BOMB: So it was liberating for you, rather than restricting?

Vinterberg: A lot. I guess Americans have difficulty understanding that, but everybody has limitations when they start a project. If you’re a painter you have four sides to work within: the frame. On the political-cultural level the idea was, of course, to break with the conventions that exist in Denmark and all of the conventions you carry around with yourself as a filmmaker.

Dogme 95 embraced the idea that every worthwhile act of artistic creation involves inherent limitations. And by foregrounding those limitations, it reveals their important role in inspiring creative choices, forcing filmmakers to make decisions they wouldn’t otherwise need to in order to produce a different kind of filmmaking. One does not need a manifesto to see the general value and reward to this mentality.

But just to make it clearer, here’s Vinterberg talking with David Bowie about it:

…But Don’t Be Afraid to Venture to a Different Place

“I found I am not an anarchistic form creator; I’m intuitive, and I’m trying to figure out a way to explore human fragility…It’s All About Love and Dear Wendy were form experiments.
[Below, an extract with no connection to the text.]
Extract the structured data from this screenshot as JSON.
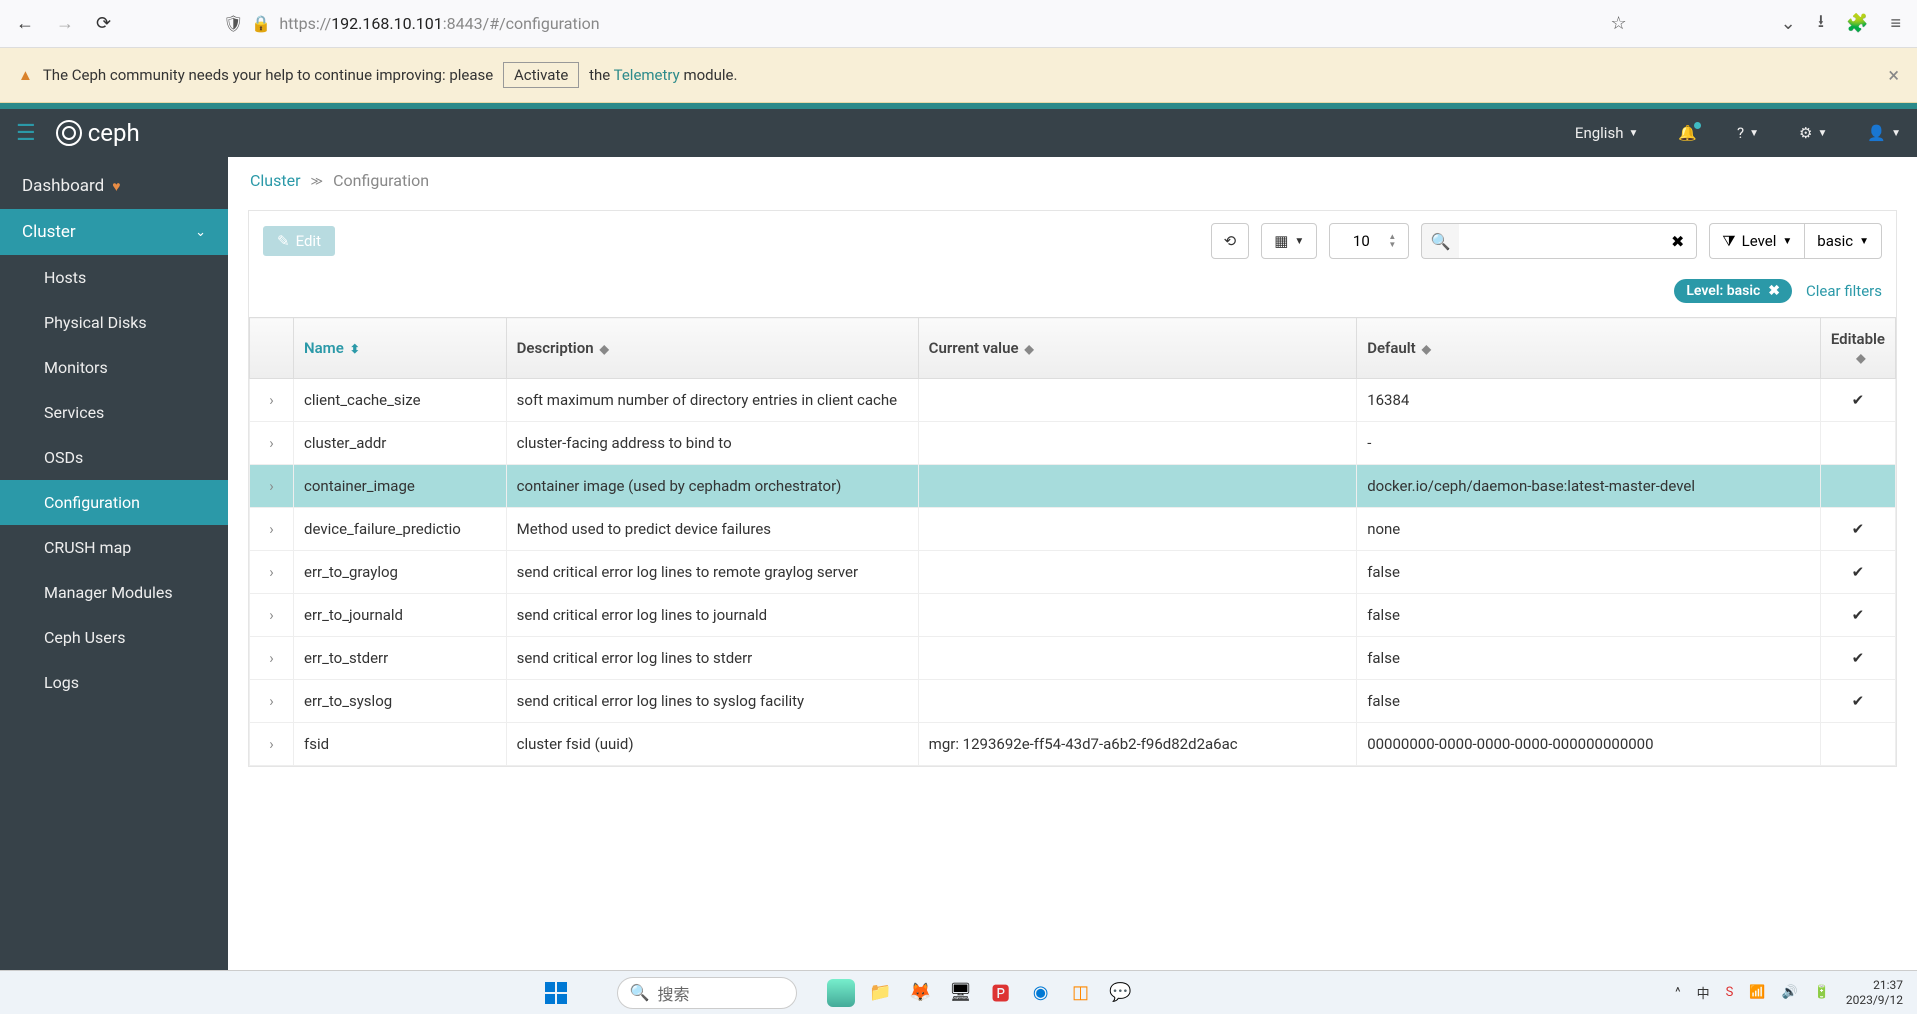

Now it’s a different ballgame; I can look at what is really close to me.”

In this interview in promotion of Far From the Madding Crowd and the director’s following film, The Commune, Vinterberg discusses the strange, seemingly meandering but never contrived arc of a career that found him bouncing from one subject to the next. Vinterberg claims (as the next tip elaborates) that he rediscovered himself in a cinematic comfort zone with his more recent work in contrast to this era of experimentation, but such experiments were still essential to his filmmaking. As people, we grow and change, so it should be no surprise that filmmakers do not persist with fixed identities.
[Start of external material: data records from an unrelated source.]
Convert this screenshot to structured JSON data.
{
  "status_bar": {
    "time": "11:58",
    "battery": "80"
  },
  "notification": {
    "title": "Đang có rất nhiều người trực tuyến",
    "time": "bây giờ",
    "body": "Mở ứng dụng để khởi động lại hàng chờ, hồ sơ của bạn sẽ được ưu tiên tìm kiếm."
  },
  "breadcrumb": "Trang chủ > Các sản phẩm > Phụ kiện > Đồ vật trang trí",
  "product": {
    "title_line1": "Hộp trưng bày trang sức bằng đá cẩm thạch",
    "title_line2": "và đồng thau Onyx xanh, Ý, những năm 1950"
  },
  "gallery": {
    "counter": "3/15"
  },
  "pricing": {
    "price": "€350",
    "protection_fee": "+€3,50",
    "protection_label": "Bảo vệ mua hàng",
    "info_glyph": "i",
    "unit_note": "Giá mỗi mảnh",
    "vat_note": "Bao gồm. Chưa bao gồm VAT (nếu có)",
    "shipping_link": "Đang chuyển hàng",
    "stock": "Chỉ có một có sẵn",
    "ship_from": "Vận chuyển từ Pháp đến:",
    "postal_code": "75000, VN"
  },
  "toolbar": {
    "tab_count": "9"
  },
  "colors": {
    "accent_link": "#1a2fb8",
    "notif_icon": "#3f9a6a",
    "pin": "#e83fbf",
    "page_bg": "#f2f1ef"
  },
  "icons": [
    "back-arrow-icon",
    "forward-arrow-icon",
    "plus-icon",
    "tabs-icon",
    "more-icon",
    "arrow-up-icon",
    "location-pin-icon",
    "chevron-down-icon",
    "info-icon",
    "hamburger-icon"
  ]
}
The industry’s practice of pigeonholing and criticism’s myths about directors’ identities might see filmmakers as unshakable monoliths whose works are legibly connected by a clear thread of traits and ideas, but Vinterberg’s career speaks loud and clear to the fact that a career in filmmaking is often an act of exploration and trial, and there’s nothing wrong with that.

…Or Go Back to the Drawing Board
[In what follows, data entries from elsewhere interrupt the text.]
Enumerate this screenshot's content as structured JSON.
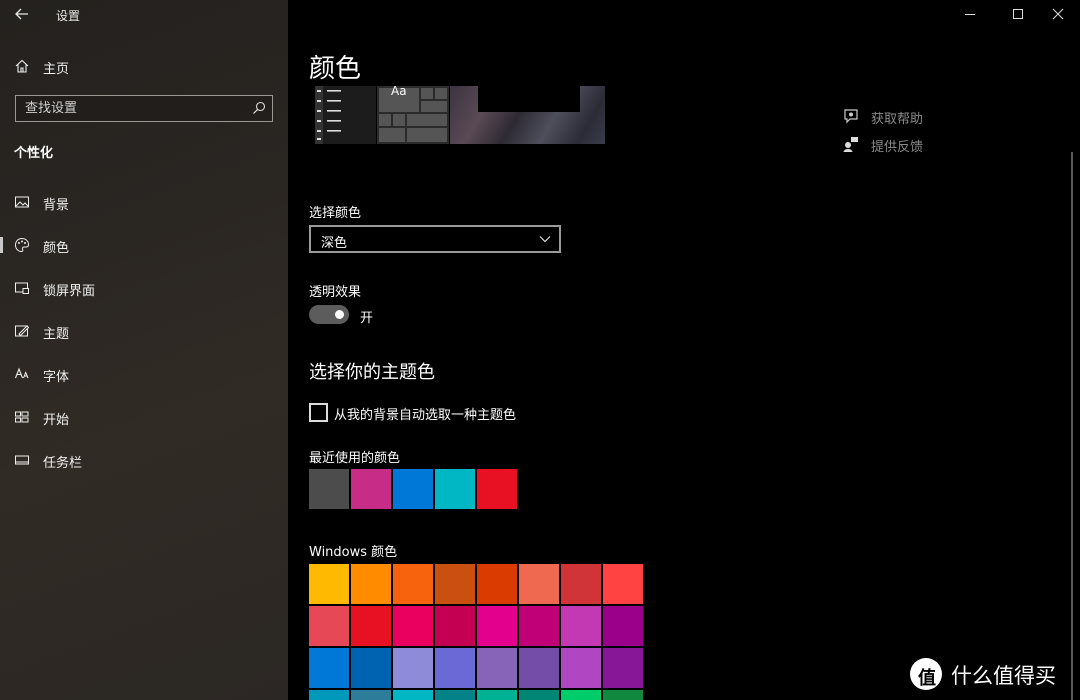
{
  "app_title": "设置",
  "sidebar": {
    "home_label": "主页",
    "search_placeholder": "查找设置",
    "section_title": "个性化",
    "items": [
      {
        "label": "背景",
        "icon": "image-icon"
      },
      {
        "label": "颜色",
        "icon": "palette-icon",
        "selected": true
      },
      {
        "label": "锁屏界面",
        "icon": "lock-screen-icon"
      },
      {
        "label": "主题",
        "icon": "themes-icon"
      },
      {
        "label": "字体",
        "icon": "font-icon"
      },
      {
        "label": "开始",
        "icon": "start-icon"
      },
      {
        "label": "任务栏",
        "icon": "taskbar-icon"
      }
    ]
  },
  "main": {
    "title": "颜色",
    "preview_tile_text": "Aa",
    "help": {
      "get_help": "获取帮助",
      "feedback": "提供反馈"
    },
    "choose_color_label": "选择颜色",
    "choose_color_value": "深色",
    "transparency_label": "透明效果",
    "transparency_state": "开",
    "accent_heading": "选择你的主题色",
    "auto_accent_label": "从我的背景自动选取一种主题色",
    "auto_accent_checked": false,
    "recent_colors_label": "最近使用的颜色",
    "recent_colors": [
      "#4c4c4c",
      "#c72d86",
      "#0078d7",
      "#00b7c3",
      "#e81123"
    ],
    "windows_colors_label": "Windows 颜色",
    "windows_colors": [
      [
        "#ffb900",
        "#ff8c00",
        "#f7630c",
        "#ca5010",
        "#da3b01",
        "#ef6950",
        "#d13438",
        "#ff4343"
      ],
      [
        "#e74856",
        "#e81123",
        "#ea005e",
        "#c30052",
        "#e3008c",
        "#bf0077",
        "#c239b3",
        "#9a0089"
      ],
      [
        "#0078d7",
        "#0063b1",
        "#8e8cd8",
        "#6b69d6",
        "#8764b8",
        "#744da9",
        "#b146c2",
        "#881798"
      ],
      [
        "#0099bc",
        "#2d7d9a",
        "#00b7c3",
        "#038387",
        "#00b294",
        "#018574",
        "#00cc6a",
        "#10893e"
      ]
    ]
  },
  "watermark": {
    "logo_char": "值",
    "text": "什么值得买"
  }
}
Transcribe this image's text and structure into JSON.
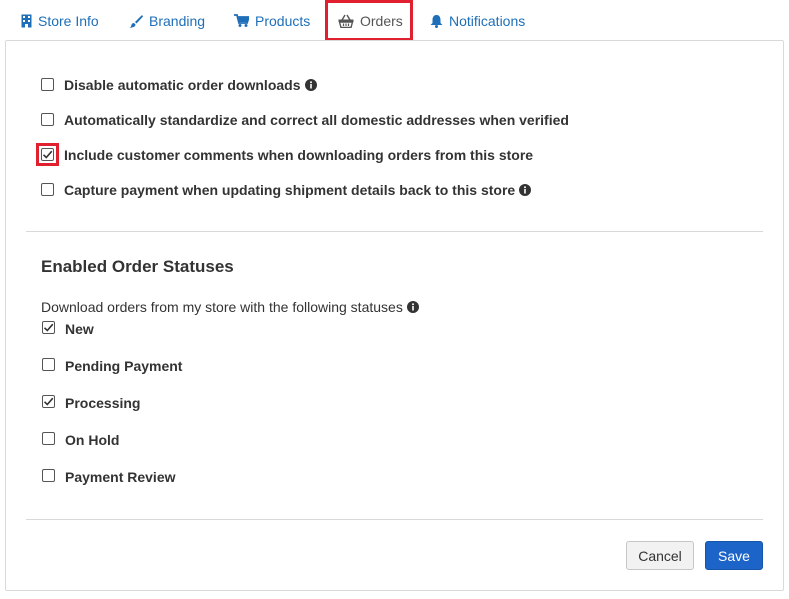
{
  "tabs": [
    {
      "label": "Store Info",
      "icon": "building-icon"
    },
    {
      "label": "Branding",
      "icon": "paintbrush-icon"
    },
    {
      "label": "Products",
      "icon": "cart-icon"
    },
    {
      "label": "Orders",
      "icon": "basket-icon",
      "active": true
    },
    {
      "label": "Notifications",
      "icon": "bell-icon"
    }
  ],
  "order_options": [
    {
      "label": "Disable automatic order downloads",
      "checked": false,
      "info": true
    },
    {
      "label": "Automatically standardize and correct all domestic addresses when verified",
      "checked": false,
      "info": false
    },
    {
      "label": "Include customer comments when downloading orders from this store",
      "checked": true,
      "info": false
    },
    {
      "label": "Capture payment when updating shipment details back to this store",
      "checked": false,
      "info": true
    }
  ],
  "statuses_section": {
    "title": "Enabled Order Statuses",
    "description": "Download orders from my store with the following statuses",
    "statuses": [
      {
        "label": "New",
        "checked": true
      },
      {
        "label": "Pending Payment",
        "checked": false
      },
      {
        "label": "Processing",
        "checked": true
      },
      {
        "label": "On Hold",
        "checked": false
      },
      {
        "label": "Payment Review",
        "checked": false
      }
    ]
  },
  "actions": {
    "cancel_label": "Cancel",
    "save_label": "Save"
  },
  "colors": {
    "link": "#1f6fb8",
    "highlight": "#e0202e",
    "primary": "#1d64c8"
  }
}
Vinterberg told Time Out London that, while The Celebration “was a big success… the whole Dogme thing was something I could take no further. I had to start all over again and redefine myself, which left me very vulnerable and created many painful experiences, but also some work I’m very proud of.” The director spoke of Submarino, the family drama he directed before The Hunt, as similar to the films he made in film school, essentially returning his interests and concerns back to square one, but in a new context of a whirlwind of filmmaking experience. In this case, it is hardly regressive to move backwards.

Create a Community as Your Setting

In Vinterberg’s two best-known films, The Celebration and The Hunt, the director establishes a detailed portrait of an ensemble community and slowly unravels through the course of the film. Even though each film centers around a central human drama, the functions of the community – from its unspoken rules and customs to the unique reactions of different characters to each narrative revelation – are essential to the depth and power of these films. Vinterberg takes time to establish the world in which his characters reside, and realizes that the communities in which your characters exist are the film’s setting.

What We’ve Learned: Give Yourself to the Material

As Vinterberg must choose precisely what to adapt and what to leave out from Thomas Hardy’s novel for his newest feature, he continues to recognize the necessity of recognizing – and embracing – one’s limitations. And as Vinterberg asserts that he sought to make a “Thomas Hardy film,” not a “Thomas Vinterberg film,” he reveals (as is evidenced by his career thus far) that the identity of a filmmaker is unfixed. It can change, evolve, experiment, move backwards, or even be erased in favor of honoring source material. As a director who technically wasn’t even credited for his first feature, Vinterberg’s work demonstrates the undetermined place of the filmmaker with respect to the work. A filmmaker can only give who they are at that particular moment to the work at hand, and often giving oneself to a certain project can mean thinking about one’s own identity in a completely different way.